Acquitted in one criminal case and facing another, Weare School Board member Rochelle Kelley says her failure to “comply with tyranny” and her belief in the Constitution have made her a lightning rod for criticism, including death threats.
Kelley was cleared of disorderly conduct charges on Aug. 11 in connection with an April 2020 incident in which police asked people to leave a Concord playground closed as a COVID-19 pandemic precaution.
Judge Edwin Kelly, who presided over her trial, said that Kelley behaved reasonably, didn’t refuse to leave and did not violate the law.
Police said she and two other people declined police requests to leave.
In a video that captured the event, someone called police “Concord Nazis,” one coughs in the officers’ direction and one compares the officers’ actions to those of Nazis rounding up Jews during the Holocaust.
Kelley, 33, said she never called the officers Nazis.
During the confrontation, she said, “I don’t understand why the Constitution is an opinion. In all seriousness, don’t you feel really sad you’re a police officer, a man of the law, and you’re kicking kids off (the playground)?”

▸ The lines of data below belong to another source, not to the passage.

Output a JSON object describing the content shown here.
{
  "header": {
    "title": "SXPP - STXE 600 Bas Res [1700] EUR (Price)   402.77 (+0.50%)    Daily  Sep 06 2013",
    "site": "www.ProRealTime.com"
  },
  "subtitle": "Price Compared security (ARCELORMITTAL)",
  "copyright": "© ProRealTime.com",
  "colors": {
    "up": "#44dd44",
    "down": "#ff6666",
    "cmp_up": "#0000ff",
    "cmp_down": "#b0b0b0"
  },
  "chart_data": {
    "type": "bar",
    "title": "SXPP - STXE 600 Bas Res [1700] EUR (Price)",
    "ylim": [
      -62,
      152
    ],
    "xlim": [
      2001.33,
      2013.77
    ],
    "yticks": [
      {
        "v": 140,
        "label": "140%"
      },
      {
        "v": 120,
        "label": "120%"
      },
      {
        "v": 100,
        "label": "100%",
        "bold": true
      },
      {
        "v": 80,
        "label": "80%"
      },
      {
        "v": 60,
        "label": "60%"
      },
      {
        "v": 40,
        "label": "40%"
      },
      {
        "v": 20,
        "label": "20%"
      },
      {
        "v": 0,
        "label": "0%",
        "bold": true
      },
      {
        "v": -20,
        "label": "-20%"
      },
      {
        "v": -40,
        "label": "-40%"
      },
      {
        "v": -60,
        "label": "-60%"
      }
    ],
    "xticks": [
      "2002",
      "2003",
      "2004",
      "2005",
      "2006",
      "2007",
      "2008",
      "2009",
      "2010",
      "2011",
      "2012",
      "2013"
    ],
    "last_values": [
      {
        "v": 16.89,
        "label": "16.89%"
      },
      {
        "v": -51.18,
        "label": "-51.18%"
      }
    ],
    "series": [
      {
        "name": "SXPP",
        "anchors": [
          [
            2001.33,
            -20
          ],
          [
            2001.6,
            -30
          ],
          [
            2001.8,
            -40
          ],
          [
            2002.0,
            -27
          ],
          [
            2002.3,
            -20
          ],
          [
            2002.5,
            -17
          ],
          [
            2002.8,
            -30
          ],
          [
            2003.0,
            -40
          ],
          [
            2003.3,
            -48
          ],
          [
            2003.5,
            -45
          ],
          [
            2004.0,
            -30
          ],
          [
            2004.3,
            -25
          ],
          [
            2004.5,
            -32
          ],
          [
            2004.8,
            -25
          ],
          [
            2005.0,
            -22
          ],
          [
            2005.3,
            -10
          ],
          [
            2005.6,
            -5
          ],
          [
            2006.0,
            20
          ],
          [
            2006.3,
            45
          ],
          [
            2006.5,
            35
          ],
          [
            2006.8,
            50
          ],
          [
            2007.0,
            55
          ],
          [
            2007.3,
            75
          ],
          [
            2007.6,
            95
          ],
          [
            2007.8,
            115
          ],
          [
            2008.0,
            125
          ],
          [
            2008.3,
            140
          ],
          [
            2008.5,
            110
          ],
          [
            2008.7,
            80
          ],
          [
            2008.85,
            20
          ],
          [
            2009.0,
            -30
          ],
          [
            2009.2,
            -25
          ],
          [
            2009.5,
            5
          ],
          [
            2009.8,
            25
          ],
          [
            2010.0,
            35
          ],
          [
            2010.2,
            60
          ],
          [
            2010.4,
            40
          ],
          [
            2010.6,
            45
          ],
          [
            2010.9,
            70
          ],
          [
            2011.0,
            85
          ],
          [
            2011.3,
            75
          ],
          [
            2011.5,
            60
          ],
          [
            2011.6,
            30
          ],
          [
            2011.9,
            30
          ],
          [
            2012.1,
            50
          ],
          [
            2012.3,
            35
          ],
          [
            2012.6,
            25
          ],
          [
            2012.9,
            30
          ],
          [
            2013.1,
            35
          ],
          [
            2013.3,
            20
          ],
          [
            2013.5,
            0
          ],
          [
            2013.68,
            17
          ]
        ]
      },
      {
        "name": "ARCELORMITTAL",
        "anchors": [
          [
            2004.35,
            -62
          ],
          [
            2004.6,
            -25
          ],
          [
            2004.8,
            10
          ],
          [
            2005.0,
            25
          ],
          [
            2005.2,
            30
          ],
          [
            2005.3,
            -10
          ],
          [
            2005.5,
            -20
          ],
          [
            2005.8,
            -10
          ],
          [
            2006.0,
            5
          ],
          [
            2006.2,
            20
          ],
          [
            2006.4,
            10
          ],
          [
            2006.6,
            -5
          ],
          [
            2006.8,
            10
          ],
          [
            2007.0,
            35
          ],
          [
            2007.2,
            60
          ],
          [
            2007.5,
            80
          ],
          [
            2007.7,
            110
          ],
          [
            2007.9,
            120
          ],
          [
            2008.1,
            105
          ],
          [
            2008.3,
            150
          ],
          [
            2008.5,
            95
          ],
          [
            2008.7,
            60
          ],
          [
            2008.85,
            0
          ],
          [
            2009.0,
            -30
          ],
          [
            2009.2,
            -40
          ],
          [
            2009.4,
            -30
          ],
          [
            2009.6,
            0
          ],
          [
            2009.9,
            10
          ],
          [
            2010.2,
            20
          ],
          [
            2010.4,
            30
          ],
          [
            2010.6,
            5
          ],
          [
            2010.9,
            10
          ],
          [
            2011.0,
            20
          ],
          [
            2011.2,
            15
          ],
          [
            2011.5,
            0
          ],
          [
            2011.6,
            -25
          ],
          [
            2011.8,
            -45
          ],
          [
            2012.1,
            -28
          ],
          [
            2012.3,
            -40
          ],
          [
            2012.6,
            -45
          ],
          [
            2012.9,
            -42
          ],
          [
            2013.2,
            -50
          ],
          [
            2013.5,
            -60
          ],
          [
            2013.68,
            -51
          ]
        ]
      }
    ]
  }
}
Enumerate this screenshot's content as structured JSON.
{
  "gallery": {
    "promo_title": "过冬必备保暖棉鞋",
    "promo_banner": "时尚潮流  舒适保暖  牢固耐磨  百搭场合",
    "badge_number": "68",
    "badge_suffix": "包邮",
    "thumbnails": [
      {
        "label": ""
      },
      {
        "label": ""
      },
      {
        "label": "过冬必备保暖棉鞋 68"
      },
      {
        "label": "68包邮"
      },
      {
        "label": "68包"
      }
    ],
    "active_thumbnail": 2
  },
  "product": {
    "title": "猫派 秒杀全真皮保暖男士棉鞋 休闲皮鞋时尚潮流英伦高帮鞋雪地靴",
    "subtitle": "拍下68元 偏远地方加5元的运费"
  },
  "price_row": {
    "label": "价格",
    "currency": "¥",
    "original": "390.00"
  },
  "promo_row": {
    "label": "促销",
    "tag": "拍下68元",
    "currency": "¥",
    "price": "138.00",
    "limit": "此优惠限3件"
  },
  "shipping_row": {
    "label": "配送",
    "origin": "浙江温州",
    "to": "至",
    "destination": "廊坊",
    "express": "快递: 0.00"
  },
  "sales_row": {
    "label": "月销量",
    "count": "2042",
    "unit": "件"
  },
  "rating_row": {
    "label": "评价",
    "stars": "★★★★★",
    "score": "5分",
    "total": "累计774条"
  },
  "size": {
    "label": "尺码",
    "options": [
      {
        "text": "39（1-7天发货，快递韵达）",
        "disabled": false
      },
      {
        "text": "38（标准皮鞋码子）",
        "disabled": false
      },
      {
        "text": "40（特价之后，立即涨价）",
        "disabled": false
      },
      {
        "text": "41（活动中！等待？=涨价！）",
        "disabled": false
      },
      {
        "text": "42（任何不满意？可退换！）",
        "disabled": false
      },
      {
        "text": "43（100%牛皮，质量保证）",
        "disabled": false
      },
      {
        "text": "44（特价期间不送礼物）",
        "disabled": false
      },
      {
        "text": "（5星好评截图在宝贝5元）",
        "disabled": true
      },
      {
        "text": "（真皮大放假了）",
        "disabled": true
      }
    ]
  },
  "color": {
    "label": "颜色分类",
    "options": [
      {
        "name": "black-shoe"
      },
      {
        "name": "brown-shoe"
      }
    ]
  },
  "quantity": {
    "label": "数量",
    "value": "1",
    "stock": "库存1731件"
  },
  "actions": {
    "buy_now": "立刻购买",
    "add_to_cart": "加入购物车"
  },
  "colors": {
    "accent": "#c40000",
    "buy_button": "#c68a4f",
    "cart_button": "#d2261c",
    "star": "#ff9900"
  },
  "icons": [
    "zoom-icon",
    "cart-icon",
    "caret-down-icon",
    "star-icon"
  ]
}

Dan Hynes, her defense attorney, said she did obey the officers’ orders to leave and that she may have been confused with someone who acted differently.
In an interview Monday, Kelley said she had expected that she would be acquitted.
“I haven’t been worried about it the entire time,” she said.
The case led to a big community reaction.
“I received endless amounts of death threats, DCYF (Division for Children, Youth and Families) was called on me, all kinds of things, but that’s expected when you’re on the right side of history. And it didn’t stop just because I was found not guilty. It’s still going crazy.
“They’re just super liberal and don’t believe in freedom. They believe masks are for the greater good, if you don’t do it you’re killing grandma, they don’t believe in real science, they believe in mainstream media. Anything the news tells them, they believe.”
Meanwhile, she faces charges of obstruction of government administration and resisting arrest related to a July 25 incident with Weare police. Officers had pulled over her husband, Samuel Kelley, for driving a van without a current inspection sticker or registration. The van had been pulled over four days earlier for the same violation.
“The operator was informed his vehicle would be towed from the scene,” Weare Police Chief Christopher Moore said in an email about the July 25 incident. “During the inventory search of the vehicle, Mrs. Rochelle Kelley, who had been a passenger in the vehicle, engaged in conduct which resulted in her being placed under arrest.”
A short video posted on social media shows Kelley yelling at officers, leveling a homophobic slur and screaming at them to loosen her handcuffs.
Kelley said she’s not sure when this case will go to court.
“If it’s a typical New Hampshire way, it will probably take a year-and-a-half,” she said. “They don’t believe in speedy trials.”
She said the length of time it took for her 2020 Concord playground case to come to trial actually worked in her favor.
“By the time it was in front of a judge, the majority of the world realized that being forced into all these restrictions is nothing more than complying to tyranny,” she said.
She also thinks the case arising from the incident with Weare police will ultimately be decided in her favor. The interaction with police lasted three-and-a-half hours and the video clip is just about 10 seconds, she said.
Kelley said she and her husband objected to a search of the vehicle.
“We declined an inventory, which shouldn’t be legal to begin with,” she said. “He did it anyway and arrested me because I said ‘no.’”
Kelley said she could have complied, but contends that would go against search and seizure protections under the Fourth Amendment.
On Aug. 17, the Weare School Board censured her for remarks made to police.
During the meeting, School Board Chairwoman Wendy Curry said this was the only way to show “that homophobic statements to police officers is not an acceptable school board thing.”